• **Activity**: Lift out all lines below that contain "JSON".
####
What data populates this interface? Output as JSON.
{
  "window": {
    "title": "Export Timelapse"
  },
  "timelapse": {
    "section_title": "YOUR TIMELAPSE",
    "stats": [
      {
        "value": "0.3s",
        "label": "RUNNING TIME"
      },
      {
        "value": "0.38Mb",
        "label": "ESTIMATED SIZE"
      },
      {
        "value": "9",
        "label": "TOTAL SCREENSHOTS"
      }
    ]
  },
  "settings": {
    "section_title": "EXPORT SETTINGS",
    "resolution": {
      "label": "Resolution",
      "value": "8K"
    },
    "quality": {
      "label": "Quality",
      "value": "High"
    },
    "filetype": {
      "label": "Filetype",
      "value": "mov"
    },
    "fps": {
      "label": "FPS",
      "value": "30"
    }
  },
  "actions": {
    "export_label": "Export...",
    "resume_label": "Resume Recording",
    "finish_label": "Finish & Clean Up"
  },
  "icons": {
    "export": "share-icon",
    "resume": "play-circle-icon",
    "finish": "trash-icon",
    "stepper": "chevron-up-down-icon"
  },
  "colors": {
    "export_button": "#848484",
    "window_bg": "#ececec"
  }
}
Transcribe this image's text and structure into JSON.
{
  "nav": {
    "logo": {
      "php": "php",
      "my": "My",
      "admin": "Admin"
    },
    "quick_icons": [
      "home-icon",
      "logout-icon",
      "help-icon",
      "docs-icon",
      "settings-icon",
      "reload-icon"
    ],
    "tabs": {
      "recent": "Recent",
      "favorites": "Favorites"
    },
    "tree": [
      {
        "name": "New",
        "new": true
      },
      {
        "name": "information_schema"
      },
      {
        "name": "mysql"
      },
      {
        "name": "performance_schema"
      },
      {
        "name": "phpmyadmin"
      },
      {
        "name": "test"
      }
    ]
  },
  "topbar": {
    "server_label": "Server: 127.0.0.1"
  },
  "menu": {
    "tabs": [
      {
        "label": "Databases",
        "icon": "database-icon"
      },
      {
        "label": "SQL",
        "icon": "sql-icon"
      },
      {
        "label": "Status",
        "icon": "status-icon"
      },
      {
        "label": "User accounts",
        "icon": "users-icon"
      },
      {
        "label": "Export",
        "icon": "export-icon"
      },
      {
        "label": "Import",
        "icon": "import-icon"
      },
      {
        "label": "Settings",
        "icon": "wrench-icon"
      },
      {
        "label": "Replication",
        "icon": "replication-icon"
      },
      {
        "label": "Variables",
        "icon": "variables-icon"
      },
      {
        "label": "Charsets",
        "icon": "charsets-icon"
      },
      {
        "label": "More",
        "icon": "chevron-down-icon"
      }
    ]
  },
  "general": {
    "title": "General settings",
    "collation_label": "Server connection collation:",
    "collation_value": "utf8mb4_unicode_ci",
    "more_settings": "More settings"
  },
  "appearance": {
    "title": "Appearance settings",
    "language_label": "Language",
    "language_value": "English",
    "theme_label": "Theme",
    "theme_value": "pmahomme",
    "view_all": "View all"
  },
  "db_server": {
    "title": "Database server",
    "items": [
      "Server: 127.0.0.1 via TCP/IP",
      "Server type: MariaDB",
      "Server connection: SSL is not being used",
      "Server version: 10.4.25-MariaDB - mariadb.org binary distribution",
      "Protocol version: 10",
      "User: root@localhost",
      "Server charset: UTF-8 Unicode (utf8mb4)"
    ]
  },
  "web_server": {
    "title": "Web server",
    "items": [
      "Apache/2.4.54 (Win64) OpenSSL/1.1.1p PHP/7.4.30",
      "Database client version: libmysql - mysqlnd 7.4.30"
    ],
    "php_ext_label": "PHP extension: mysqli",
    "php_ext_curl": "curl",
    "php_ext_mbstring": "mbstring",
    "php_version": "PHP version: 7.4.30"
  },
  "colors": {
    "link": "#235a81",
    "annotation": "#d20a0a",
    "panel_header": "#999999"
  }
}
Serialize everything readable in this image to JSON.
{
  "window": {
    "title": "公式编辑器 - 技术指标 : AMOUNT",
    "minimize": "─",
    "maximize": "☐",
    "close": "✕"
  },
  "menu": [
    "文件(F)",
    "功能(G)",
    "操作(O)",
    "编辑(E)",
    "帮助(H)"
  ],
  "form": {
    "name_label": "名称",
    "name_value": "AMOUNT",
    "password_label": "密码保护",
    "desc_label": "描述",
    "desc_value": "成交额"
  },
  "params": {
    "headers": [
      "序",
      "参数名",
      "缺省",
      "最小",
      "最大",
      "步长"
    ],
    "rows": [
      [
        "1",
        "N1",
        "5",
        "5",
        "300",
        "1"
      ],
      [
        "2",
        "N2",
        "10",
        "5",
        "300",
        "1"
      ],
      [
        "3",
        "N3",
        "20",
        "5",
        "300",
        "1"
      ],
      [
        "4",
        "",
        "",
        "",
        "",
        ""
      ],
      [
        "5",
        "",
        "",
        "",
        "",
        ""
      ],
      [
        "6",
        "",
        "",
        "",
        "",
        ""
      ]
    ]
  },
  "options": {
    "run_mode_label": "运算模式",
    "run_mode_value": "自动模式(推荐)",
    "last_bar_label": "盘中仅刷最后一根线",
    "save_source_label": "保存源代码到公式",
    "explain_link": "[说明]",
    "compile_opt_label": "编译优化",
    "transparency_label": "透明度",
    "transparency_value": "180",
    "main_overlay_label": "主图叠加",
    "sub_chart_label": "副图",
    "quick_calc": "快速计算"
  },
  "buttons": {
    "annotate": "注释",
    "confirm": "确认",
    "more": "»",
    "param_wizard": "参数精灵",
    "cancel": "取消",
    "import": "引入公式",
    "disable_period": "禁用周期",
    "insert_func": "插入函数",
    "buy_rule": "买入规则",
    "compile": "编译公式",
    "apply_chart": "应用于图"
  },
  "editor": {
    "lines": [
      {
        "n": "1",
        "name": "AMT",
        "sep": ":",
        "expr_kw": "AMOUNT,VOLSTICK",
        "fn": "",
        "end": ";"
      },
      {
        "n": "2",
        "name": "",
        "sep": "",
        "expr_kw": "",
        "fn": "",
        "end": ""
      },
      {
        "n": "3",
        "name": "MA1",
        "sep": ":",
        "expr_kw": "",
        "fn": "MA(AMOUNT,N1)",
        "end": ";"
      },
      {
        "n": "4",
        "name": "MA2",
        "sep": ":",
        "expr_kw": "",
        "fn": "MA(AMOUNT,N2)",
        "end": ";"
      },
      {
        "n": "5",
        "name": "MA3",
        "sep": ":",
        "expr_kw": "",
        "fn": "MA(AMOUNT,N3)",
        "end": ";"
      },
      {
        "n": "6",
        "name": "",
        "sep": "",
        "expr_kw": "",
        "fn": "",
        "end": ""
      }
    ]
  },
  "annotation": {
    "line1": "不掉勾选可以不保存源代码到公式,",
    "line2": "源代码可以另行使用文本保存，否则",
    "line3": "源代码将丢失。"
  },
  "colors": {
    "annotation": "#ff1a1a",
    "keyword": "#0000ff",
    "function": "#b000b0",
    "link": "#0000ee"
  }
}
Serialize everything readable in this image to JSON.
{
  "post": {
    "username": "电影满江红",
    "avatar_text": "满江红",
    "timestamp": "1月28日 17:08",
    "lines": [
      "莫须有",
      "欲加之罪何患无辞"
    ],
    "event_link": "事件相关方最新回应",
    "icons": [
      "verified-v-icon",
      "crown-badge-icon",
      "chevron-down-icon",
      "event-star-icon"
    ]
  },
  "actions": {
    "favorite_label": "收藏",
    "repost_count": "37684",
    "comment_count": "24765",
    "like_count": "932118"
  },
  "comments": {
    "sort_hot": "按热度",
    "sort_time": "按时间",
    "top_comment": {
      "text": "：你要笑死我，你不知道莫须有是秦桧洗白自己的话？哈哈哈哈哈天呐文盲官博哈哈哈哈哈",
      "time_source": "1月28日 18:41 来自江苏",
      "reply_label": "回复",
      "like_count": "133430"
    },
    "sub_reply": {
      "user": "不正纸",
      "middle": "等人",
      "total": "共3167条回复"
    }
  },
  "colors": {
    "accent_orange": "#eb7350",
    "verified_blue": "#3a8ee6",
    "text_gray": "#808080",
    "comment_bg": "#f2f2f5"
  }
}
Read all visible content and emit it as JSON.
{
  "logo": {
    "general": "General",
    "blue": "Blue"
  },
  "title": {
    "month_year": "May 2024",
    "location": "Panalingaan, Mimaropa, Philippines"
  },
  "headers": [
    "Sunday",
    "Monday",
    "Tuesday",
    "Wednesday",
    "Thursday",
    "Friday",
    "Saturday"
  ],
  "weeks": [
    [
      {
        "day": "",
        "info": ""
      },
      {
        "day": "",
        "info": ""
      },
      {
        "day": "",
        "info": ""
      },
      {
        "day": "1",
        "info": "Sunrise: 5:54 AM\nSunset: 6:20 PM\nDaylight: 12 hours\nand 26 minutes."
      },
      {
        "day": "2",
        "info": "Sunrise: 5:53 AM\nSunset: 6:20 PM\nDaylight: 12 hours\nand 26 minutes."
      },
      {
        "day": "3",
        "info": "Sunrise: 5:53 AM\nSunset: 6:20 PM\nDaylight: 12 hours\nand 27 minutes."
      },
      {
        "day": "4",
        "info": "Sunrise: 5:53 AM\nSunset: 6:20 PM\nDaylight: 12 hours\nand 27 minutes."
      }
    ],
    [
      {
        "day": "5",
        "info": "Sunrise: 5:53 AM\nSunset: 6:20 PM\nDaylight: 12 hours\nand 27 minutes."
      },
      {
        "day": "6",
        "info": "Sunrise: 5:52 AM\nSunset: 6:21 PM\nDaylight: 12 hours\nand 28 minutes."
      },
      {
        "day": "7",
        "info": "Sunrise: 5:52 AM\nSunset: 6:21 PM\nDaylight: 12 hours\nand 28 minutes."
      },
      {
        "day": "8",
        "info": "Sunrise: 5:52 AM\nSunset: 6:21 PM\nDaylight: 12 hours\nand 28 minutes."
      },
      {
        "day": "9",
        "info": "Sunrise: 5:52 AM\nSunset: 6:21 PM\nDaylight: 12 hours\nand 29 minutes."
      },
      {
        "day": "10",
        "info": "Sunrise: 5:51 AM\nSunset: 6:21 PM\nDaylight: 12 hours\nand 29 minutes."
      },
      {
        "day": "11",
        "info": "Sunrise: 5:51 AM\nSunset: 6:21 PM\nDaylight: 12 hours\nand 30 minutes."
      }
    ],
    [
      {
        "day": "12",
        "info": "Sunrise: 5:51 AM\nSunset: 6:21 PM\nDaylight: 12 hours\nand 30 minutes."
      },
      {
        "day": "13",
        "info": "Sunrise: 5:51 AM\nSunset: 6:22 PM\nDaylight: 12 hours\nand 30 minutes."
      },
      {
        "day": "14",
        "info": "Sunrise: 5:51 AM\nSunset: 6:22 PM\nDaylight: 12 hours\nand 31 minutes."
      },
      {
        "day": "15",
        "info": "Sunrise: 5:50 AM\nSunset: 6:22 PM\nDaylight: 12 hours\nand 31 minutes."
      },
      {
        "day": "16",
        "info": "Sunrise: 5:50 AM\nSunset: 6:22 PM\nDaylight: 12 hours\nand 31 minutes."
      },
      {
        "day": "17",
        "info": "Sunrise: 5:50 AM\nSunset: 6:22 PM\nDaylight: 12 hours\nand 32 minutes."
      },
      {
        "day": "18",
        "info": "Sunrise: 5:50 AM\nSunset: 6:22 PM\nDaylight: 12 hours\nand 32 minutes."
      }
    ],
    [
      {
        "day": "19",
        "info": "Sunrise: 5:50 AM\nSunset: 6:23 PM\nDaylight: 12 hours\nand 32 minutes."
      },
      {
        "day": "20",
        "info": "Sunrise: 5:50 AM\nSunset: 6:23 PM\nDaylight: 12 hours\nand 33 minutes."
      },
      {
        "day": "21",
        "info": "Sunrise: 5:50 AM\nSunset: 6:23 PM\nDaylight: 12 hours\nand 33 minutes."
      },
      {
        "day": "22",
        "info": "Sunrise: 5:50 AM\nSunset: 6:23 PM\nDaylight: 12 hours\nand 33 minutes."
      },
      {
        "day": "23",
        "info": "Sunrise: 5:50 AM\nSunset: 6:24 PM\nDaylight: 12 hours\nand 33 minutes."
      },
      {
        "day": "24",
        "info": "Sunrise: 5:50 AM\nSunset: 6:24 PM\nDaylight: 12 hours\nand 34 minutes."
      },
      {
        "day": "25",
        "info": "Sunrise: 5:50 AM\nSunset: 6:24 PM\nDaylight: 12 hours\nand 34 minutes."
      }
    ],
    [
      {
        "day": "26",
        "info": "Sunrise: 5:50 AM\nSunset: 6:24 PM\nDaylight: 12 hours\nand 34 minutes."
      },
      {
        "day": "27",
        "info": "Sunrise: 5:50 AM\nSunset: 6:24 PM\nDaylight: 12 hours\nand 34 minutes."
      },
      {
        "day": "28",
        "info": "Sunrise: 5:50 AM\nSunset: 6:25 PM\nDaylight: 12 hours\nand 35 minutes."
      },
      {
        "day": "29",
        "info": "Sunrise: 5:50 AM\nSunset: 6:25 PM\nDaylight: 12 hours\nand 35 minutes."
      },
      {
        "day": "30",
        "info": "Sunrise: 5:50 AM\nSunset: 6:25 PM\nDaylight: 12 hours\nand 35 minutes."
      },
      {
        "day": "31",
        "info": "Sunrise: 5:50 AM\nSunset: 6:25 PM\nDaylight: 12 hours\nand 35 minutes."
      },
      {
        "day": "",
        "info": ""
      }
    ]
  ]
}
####
• **Response to the exercise**:
What data populates this interface? Output as JSON.
Transcribe this image's text and structure into JSON.
Serialize everything readable in this image to JSON.
Serialize everything readable in this image to JSON.
Read all visible content and emit it as JSON.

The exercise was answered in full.